Lyn Bruer’s argument received this rebuke from the South Australian Opposition MP, Graham Gunn,

“There she goes, the honourable member has distinguished herself again, she wants people appointed on gender not on merit,” he said.

This is often heard argument against affirmative action, that it undermines merit selection.  Philosopher George Sher would argue that affirmative action demeans the achievements of those who got promoted, since there might be suspicions that she got promoted on the basis of her gender, rather than because of her accomplishment.  One might also argue that since women are the majority in nearly all Australian universities, it would only be a matter of time before more women gets appointed to the board on the basis of merit, thus nullifying the need for gender affirmative action.

Perhaps affirmative action is a blunt instrument best used against entrenched discrimination or legacies of past discrimination that would not go away.  Considering the past and present treatment of Aboriginal people in Australia, affirmative action in favour of Aboriginal and Torres Strait Islanders is still necessary.  However, gender affirmative action as outlined in Gender Balance Bill is perhaps more controversial.

‘Soaring jail rates justify change of tactics: report’ (SMH, 25 June 2009)

aboriginal australiaIt is a tragic but well-known fact that Aboriginal people are over-represented in the prison population.  This is despite numerous governmental reports done on this problem, including the Royal Commission into Aboriginal Deaths in Custody (1987-1991).  In unravelling this tragedy, causes and effects are often confused.  What is certain is that this problem is causing multiple problems for social well-being of the Aboriginal community.

Some statistics from this article, ‘Soaring jail rates justify change of tactics: report’ (SMH, 25 June 2009), illustrates the problems.

Eighteen years after the Royal Commission, the number of indigenous women in prisons has more than tripled to make up one-third of all inmates, and more than half of the 10 to 17-year-olds in juvenile detention are indigenous.
Eighty-three per cent of the Northern Territory’s inmates are indigenous, and in Western Australia it is 41 per cent. NSW, with 20 per cent, has the fourth highest proportion.

Eighteen years after the Royal Commission, the number of indigenous women in prisons has more than tripled to make up one-third of all inmates, and more than half of the 10 to 17-year-olds in juvenile detention are indigenous.

Eighty-three per cent of the Northern Territory’s inmates are indigenous, and in Western Australia it is 41 per cent. NSW, with 20 per cent, has the fourth highest proportion.

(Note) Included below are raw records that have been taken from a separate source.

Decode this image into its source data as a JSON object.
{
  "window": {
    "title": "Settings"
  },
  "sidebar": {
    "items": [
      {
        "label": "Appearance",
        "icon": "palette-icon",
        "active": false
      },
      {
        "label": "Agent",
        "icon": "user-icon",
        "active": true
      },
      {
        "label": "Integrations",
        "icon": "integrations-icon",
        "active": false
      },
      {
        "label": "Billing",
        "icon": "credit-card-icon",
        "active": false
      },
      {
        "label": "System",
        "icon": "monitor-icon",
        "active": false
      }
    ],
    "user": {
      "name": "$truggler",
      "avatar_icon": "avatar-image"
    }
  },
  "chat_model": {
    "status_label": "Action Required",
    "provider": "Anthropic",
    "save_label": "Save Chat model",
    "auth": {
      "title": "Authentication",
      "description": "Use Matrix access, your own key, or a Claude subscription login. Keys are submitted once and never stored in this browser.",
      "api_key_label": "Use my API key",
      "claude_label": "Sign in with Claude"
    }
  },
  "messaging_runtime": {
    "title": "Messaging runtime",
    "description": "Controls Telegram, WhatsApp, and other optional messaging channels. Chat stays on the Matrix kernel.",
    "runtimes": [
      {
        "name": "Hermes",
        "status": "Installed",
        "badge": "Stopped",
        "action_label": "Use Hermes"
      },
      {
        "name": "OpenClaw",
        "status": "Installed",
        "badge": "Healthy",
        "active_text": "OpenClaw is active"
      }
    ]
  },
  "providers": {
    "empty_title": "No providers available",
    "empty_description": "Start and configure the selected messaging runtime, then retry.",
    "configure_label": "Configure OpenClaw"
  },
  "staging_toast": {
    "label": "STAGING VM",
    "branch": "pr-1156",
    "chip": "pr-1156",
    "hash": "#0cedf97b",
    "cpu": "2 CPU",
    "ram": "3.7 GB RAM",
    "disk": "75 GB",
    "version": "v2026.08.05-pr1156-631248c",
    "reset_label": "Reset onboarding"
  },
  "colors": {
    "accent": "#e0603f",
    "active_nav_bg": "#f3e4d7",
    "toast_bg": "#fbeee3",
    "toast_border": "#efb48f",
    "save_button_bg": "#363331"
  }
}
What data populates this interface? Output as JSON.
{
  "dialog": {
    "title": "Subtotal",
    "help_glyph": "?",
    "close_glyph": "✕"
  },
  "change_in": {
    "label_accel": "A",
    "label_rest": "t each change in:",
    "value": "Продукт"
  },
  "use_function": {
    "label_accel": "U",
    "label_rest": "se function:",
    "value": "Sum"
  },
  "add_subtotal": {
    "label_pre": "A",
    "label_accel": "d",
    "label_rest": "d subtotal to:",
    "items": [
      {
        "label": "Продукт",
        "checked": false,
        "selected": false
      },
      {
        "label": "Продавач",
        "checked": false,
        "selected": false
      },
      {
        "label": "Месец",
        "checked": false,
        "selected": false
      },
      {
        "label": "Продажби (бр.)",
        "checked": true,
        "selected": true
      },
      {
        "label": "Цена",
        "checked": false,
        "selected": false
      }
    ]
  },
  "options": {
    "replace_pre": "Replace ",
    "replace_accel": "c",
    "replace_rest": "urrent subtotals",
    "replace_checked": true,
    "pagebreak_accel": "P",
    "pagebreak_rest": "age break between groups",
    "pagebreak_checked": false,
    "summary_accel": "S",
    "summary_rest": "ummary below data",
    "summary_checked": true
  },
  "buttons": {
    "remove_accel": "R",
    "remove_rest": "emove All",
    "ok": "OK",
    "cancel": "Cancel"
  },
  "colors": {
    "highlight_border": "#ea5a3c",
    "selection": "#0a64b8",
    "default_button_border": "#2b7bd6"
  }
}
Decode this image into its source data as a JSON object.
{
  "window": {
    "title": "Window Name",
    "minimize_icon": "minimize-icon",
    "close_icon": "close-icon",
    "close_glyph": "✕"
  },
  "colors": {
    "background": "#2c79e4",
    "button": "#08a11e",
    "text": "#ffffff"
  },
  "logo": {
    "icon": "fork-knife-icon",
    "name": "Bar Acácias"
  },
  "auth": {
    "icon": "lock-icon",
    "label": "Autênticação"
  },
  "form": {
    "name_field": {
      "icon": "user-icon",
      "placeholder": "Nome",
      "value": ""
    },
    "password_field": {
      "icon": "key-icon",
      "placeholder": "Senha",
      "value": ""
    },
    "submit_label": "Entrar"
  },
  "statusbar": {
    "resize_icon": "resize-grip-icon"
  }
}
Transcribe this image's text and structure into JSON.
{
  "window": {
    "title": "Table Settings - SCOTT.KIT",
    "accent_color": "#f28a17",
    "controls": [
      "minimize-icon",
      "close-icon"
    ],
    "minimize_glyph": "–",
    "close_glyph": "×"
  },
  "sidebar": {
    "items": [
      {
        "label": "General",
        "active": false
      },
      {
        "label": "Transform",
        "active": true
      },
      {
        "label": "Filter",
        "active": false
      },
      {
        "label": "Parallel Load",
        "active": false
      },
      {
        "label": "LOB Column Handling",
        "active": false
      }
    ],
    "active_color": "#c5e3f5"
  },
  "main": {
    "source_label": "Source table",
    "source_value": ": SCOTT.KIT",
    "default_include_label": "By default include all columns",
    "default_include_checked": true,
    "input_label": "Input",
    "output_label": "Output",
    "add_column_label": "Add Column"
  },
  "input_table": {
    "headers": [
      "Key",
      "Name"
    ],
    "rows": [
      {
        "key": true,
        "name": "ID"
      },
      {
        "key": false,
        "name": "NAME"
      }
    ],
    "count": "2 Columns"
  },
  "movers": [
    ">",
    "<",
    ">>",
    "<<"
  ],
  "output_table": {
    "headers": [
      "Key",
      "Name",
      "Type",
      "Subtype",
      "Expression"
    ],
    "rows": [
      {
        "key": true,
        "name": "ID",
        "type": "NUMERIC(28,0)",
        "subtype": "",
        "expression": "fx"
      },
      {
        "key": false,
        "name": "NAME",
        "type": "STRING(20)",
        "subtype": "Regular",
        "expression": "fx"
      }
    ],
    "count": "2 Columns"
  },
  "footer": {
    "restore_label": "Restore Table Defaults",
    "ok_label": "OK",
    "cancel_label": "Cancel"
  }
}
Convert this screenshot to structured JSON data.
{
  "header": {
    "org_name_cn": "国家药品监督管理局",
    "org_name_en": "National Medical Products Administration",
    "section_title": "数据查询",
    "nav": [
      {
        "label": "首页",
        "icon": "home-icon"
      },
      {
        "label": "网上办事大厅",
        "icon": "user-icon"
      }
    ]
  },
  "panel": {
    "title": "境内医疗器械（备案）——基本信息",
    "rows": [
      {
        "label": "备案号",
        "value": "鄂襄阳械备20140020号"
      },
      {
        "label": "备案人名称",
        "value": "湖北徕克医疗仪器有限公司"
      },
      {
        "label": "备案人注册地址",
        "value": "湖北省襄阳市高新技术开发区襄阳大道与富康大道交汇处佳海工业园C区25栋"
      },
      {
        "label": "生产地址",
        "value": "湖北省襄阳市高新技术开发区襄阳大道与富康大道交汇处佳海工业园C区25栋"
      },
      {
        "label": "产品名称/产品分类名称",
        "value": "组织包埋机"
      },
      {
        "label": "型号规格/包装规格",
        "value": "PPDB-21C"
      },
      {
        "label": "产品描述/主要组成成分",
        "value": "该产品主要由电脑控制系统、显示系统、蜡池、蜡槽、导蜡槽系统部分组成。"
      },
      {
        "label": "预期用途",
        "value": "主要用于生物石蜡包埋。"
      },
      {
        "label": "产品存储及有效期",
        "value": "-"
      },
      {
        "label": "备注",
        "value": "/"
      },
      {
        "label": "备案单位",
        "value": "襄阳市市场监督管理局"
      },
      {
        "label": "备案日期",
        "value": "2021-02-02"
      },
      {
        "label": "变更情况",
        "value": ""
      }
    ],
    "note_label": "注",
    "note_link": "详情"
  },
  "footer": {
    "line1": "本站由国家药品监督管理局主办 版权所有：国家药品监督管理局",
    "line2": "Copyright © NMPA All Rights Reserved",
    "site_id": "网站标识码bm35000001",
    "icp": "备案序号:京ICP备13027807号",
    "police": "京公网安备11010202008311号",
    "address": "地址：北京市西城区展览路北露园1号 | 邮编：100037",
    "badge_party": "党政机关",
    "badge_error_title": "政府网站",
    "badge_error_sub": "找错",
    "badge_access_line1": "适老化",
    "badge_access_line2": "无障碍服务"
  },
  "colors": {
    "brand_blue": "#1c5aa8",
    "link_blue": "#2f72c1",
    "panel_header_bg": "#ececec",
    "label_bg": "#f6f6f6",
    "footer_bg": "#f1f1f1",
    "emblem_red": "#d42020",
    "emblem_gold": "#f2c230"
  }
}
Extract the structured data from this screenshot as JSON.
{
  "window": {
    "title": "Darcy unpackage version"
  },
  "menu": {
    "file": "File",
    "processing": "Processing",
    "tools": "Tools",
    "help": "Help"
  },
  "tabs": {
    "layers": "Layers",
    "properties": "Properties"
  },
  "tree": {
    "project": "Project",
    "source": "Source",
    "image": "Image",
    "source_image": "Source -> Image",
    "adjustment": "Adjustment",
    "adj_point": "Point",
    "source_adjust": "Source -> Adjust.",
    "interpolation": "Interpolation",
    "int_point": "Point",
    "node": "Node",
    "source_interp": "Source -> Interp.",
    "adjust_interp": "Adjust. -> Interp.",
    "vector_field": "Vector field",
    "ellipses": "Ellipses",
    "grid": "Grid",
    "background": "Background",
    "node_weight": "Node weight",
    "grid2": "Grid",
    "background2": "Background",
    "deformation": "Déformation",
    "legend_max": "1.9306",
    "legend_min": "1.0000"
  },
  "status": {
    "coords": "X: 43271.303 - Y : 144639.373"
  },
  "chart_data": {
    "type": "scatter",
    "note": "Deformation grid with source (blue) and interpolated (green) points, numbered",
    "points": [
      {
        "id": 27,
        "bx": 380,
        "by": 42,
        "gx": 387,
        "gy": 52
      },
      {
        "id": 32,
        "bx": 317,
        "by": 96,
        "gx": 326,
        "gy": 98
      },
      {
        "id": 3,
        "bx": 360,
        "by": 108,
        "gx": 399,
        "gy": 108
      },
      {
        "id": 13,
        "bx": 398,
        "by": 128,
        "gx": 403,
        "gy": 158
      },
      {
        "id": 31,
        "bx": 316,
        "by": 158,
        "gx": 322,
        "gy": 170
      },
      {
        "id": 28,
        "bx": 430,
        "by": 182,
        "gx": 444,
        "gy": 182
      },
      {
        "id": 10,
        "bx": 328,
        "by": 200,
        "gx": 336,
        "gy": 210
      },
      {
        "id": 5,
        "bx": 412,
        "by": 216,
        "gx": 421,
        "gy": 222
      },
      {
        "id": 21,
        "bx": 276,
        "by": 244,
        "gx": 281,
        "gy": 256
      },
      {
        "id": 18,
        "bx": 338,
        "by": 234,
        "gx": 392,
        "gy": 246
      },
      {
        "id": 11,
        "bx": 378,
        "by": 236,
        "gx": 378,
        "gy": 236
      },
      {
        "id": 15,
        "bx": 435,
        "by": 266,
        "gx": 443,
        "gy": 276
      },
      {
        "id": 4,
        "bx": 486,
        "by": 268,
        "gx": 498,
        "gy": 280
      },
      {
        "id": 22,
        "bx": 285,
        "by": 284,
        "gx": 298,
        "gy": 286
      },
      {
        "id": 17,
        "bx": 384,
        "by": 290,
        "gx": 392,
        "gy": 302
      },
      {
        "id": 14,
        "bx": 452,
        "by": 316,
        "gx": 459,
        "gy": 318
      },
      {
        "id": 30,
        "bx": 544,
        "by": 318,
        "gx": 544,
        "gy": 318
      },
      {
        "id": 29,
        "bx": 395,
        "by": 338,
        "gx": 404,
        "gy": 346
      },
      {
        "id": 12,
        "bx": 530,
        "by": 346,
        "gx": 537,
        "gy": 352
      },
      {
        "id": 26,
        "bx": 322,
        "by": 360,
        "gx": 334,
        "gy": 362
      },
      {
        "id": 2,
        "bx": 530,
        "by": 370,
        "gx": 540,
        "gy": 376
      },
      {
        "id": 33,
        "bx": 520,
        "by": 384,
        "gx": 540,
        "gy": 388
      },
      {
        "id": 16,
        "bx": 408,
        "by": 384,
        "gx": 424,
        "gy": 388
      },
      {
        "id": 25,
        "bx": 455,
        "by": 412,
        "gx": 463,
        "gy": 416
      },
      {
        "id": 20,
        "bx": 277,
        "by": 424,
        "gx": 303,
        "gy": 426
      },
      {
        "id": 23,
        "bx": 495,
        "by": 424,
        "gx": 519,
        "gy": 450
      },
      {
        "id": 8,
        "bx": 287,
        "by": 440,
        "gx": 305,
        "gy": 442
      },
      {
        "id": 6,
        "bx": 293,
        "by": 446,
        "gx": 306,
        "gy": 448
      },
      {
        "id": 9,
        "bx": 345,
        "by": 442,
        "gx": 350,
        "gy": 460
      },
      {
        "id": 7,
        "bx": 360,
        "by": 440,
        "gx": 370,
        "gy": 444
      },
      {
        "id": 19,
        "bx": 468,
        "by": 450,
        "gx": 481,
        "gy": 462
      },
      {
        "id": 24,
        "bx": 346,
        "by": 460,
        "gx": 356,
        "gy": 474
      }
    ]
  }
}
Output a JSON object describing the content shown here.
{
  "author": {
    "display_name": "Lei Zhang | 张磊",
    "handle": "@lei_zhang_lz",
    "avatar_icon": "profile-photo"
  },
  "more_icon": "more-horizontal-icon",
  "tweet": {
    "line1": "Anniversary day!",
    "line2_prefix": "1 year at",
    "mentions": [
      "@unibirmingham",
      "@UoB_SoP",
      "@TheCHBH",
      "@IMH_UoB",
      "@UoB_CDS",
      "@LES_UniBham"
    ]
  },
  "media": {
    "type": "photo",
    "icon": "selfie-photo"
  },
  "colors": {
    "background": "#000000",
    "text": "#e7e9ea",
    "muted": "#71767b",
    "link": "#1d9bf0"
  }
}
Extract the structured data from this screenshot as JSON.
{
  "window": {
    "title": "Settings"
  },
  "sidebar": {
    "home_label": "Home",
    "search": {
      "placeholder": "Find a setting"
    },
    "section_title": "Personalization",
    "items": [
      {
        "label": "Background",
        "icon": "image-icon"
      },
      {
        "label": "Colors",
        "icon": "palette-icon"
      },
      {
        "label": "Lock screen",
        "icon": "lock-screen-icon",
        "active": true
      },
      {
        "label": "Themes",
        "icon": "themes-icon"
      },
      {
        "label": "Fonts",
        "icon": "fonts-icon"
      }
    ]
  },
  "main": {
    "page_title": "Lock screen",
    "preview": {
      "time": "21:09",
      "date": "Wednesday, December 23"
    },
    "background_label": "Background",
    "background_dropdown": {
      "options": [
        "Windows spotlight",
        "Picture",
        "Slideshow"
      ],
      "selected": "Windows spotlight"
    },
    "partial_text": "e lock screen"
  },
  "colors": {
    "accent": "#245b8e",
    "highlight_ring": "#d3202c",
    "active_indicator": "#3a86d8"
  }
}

Clearly the current policy, whatever it maybe, is failing.  Radical rethinking is needed.  That is the focus of the newly released report, ‘Bridges And Barriers: Addressing Indigenous Incarceration And Health‘, published by the Australian National Council on Drugs.

The committee’s chairman, Associate Professor Ted Wilkes, said governments persisted with ineffective law and order policies in pursuit of votes and ignored the remnants of structural racism in Australia’s justice systems.

It’s time to step back … and ask what all this [incarceration] is going to mean for indigenous people,” he said.

The report recommends an education support fund for every young indigenous person, a relaxation of the eligibility criteria for treatment and indigenous-specific diversion programs.

It also calls for a national network of indigenous youth wellbeing centres, a drug and alcohol campaign directed at indigenous youth and a network of residential rehabilitation centres.

In a nutshell, the current law-and-order approach is failing the Aboriginal (and non-Aboriginal) community, and one should reinvest in strategies that focuses on rehabilitation and long-term crime prevention.

‘Central Australia: the intervention’ (ABC Radio National: The Law Report: Pt 1) (27 Nov 2007)

April 12, 2009 Leave a comment

aboriginal australiaThis is part 1 of a three part, award-winning series by ABC Radio National – Law Report program, examining the impact of the federal intervention into Aboriginal communities in Central Australia that was begun by Howard and thus far continues under the current Rudd government.

‘Central Australia: the intervention’ (Part 1) 
(ABC Radio National, The Law Report, 27 Nov 2007)

Extracts and brief commentary later.